> [TASK PROMPT]: With the images set aside, retype every record below character for character.

Segment Open

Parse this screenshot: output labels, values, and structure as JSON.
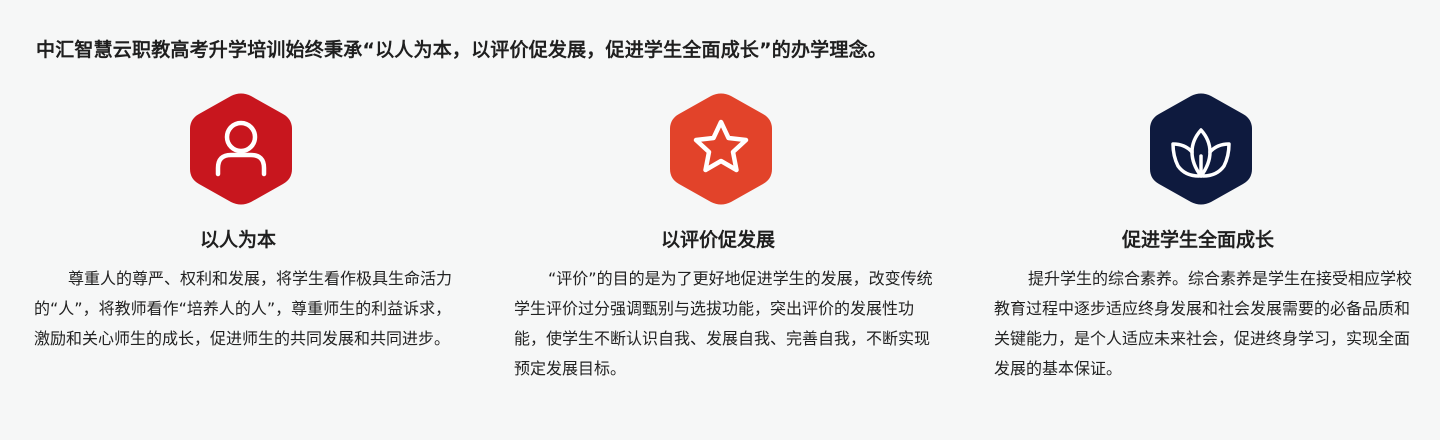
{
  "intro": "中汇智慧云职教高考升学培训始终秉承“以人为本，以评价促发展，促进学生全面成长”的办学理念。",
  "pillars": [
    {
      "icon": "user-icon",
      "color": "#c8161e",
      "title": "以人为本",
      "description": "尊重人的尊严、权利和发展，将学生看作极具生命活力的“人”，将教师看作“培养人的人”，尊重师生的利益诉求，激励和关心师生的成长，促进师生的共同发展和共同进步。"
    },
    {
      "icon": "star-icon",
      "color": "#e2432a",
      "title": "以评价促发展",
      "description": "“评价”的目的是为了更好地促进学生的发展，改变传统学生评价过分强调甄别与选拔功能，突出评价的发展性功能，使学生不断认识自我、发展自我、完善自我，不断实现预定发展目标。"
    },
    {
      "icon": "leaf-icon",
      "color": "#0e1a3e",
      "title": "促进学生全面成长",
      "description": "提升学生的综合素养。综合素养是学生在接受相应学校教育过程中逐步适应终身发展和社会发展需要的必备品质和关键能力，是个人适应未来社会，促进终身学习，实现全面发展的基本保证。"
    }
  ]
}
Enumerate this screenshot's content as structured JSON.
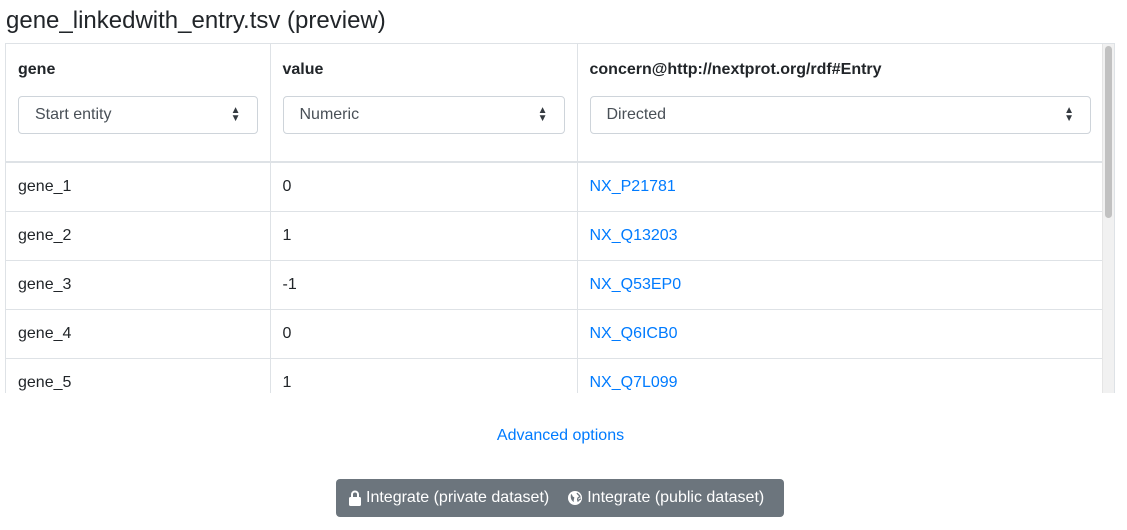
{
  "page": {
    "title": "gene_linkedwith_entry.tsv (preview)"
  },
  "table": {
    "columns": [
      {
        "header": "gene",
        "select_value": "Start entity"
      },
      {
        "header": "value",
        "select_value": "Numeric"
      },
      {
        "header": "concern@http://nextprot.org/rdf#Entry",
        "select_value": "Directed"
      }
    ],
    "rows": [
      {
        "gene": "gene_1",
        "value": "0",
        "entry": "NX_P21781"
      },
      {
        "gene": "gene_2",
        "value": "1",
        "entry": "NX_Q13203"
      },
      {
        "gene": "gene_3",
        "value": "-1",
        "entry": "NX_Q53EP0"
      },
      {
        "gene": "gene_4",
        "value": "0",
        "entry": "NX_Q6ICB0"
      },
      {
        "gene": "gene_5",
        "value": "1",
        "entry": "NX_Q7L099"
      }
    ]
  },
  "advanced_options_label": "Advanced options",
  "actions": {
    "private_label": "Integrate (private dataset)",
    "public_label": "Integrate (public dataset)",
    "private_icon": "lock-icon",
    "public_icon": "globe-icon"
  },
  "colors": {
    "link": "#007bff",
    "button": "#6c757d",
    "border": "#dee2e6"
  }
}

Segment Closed

> [EXERCISE RESULT]:
Parse this screenshot: output labels, values, and structure as JSON.
{
  "intro": "中汇智慧云职教高考升学培训始终秉承“以人为本，以评价促发展，促进学生全面成长”的办学理念。",
  "pillars": [
    {
      "icon": "user-icon",
      "color": "#c8161e",
      "title": "以人为本",
      "description": "尊重人的尊严、权利和发展，将学生看作极具生命活力的“人”，将教师看作“培养人的人”，尊重师生的利益诉求，激励和关心师生的成长，促进师生的共同发展和共同进步。"
    },
    {
      "icon": "star-icon",
      "color": "#e2432a",
      "title": "以评价促发展",
      "description": "“评价”的目的是为了更好地促进学生的发展，改变传统学生评价过分强调甄别与选拔功能，突出评价的发展性功能，使学生不断认识自我、发展自我、完善自我，不断实现预定发展目标。"
    },
    {
      "icon": "leaf-icon",
      "color": "#0e1a3e",
      "title": "促进学生全面成长",
      "description": "提升学生的综合素养。综合素养是学生在接受相应学校教育过程中逐步适应终身发展和社会发展需要的必备品质和关键能力，是个人适应未来社会，促进终身学习，实现全面发展的基本保证。"
    }
  ]
}
Enumerate this screenshot's content as structured JSON.
{
  "page": {
    "title": "gene_linkedwith_entry.tsv (preview)"
  },
  "table": {
    "columns": [
      {
        "header": "gene",
        "select_value": "Start entity"
      },
      {
        "header": "value",
        "select_value": "Numeric"
      },
      {
        "header": "concern@http://nextprot.org/rdf#Entry",
        "select_value": "Directed"
      }
    ],
    "rows": [
      {
        "gene": "gene_1",
        "value": "0",
        "entry": "NX_P21781"
      },
      {
        "gene": "gene_2",
        "value": "1",
        "entry": "NX_Q13203"
      },
      {
        "gene": "gene_3",
        "value": "-1",
        "entry": "NX_Q53EP0"
      },
      {
        "gene": "gene_4",
        "value": "0",
        "entry": "NX_Q6ICB0"
      },
      {
        "gene": "gene_5",
        "value": "1",
        "entry": "NX_Q7L099"
      }
    ]
  },
  "advanced_options_label": "Advanced options",
  "actions": {
    "private_label": "Integrate (private dataset)",
    "public_label": "Integrate (public dataset)",
    "private_icon": "lock-icon",
    "public_icon": "globe-icon"
  },
  "colors": {
    "link": "#007bff",
    "button": "#6c757d",
    "border": "#dee2e6"
  }
}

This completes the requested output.